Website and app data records
>>>>

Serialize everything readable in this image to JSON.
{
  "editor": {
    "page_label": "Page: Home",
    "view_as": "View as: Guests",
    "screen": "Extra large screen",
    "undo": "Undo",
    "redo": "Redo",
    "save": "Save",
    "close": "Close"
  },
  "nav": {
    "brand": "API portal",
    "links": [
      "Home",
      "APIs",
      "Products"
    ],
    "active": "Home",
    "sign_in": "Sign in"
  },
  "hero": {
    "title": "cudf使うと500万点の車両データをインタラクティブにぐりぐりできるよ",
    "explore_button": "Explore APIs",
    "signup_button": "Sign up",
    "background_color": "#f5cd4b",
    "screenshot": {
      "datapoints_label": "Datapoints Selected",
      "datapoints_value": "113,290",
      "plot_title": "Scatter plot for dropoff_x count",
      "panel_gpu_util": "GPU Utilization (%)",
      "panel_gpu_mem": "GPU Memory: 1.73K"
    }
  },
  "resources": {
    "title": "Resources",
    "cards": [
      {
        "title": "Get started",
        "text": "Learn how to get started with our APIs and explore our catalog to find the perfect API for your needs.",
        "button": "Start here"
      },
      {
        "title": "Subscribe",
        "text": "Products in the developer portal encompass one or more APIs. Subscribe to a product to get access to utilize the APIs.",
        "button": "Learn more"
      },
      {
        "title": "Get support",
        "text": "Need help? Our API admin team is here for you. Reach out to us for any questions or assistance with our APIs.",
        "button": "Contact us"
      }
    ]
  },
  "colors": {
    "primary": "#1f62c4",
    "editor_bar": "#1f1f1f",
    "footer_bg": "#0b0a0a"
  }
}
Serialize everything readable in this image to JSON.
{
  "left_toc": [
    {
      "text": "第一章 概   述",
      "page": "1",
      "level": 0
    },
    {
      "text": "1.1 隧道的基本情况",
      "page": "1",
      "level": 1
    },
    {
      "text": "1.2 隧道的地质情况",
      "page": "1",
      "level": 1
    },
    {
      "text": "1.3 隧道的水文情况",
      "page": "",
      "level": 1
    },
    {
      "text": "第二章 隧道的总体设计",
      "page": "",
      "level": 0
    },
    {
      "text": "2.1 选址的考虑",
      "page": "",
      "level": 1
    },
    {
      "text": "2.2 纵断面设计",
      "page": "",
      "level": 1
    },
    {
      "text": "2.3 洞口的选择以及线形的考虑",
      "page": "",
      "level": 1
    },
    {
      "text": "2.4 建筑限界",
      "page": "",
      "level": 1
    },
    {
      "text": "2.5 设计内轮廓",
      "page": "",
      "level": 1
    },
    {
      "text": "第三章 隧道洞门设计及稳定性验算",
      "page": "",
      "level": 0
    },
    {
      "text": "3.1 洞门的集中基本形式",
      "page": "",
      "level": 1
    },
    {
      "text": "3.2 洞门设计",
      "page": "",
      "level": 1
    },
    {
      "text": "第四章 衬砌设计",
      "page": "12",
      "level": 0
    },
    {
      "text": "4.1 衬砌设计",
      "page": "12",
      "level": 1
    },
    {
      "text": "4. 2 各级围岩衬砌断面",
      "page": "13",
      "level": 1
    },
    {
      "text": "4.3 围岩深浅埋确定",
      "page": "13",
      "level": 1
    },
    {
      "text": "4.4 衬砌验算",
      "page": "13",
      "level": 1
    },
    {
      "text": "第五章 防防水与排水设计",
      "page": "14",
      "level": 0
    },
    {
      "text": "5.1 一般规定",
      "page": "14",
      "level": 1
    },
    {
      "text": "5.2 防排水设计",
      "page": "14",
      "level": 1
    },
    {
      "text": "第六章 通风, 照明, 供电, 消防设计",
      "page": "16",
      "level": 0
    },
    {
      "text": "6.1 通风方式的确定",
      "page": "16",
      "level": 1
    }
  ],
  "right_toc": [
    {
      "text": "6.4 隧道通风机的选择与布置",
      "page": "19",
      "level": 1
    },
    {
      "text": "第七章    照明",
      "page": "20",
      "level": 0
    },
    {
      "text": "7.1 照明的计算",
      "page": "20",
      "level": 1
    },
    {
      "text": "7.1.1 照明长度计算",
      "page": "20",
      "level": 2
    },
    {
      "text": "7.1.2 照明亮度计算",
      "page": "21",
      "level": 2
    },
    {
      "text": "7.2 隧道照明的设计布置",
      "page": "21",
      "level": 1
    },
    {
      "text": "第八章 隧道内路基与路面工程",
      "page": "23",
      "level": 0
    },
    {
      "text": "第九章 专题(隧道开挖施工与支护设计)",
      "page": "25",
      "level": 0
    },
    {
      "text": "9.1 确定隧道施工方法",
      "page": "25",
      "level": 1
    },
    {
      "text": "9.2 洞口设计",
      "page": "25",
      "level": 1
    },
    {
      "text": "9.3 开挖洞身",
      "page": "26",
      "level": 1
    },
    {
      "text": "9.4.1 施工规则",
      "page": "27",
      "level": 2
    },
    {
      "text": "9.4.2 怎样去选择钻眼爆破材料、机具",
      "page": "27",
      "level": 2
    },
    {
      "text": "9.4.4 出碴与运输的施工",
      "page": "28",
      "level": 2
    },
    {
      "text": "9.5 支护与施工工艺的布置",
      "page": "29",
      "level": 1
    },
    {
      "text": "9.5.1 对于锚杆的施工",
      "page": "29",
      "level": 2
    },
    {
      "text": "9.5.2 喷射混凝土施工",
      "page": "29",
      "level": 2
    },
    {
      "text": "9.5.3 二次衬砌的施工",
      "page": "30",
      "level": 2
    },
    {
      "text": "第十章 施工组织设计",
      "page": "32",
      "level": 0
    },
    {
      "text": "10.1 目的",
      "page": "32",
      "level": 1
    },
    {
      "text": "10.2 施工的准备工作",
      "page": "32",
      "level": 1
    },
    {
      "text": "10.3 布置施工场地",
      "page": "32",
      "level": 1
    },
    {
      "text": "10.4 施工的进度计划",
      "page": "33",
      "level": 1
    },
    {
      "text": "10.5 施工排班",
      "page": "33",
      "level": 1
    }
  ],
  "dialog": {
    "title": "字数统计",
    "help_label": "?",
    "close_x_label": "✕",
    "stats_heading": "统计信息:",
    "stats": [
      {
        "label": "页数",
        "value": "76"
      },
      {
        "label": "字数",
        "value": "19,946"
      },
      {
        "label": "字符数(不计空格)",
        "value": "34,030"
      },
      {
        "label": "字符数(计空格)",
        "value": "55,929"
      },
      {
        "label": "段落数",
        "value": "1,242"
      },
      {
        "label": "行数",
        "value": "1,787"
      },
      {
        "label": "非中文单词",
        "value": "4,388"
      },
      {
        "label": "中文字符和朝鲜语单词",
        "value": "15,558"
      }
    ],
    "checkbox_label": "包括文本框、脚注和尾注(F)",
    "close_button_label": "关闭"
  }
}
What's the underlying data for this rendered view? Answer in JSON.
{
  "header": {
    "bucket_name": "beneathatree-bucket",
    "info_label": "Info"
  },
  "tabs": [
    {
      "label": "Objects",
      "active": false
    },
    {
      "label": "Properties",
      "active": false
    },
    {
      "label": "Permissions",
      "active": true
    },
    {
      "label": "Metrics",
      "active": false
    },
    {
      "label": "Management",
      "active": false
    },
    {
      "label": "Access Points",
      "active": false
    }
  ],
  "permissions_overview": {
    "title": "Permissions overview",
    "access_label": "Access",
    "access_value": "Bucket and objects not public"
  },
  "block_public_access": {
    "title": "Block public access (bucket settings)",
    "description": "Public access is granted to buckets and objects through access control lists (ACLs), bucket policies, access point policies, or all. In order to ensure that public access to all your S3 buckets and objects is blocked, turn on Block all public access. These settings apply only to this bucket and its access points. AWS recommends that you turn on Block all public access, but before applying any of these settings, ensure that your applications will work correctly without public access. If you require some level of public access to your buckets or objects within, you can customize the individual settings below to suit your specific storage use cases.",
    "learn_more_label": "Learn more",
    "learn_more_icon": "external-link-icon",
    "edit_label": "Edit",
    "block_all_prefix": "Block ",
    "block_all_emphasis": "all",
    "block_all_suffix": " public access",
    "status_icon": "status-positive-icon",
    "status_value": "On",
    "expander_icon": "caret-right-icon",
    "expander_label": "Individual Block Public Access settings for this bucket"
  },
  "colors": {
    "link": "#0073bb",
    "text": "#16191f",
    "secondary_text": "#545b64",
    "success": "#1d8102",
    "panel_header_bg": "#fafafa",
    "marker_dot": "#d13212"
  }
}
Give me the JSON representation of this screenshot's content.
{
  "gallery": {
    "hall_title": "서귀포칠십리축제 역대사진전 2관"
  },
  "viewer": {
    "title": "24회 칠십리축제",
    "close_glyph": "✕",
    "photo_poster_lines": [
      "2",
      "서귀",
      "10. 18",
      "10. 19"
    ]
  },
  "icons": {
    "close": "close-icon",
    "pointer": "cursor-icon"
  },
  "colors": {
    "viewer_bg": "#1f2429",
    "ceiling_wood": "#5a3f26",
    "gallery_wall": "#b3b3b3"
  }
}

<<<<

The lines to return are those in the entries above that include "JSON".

Serialize everything readable in this image to JSON.
Serialize everything readable in this image to JSON.
What's the underlying data for this rendered view? Answer in JSON.
Give me the JSON representation of this screenshot's content.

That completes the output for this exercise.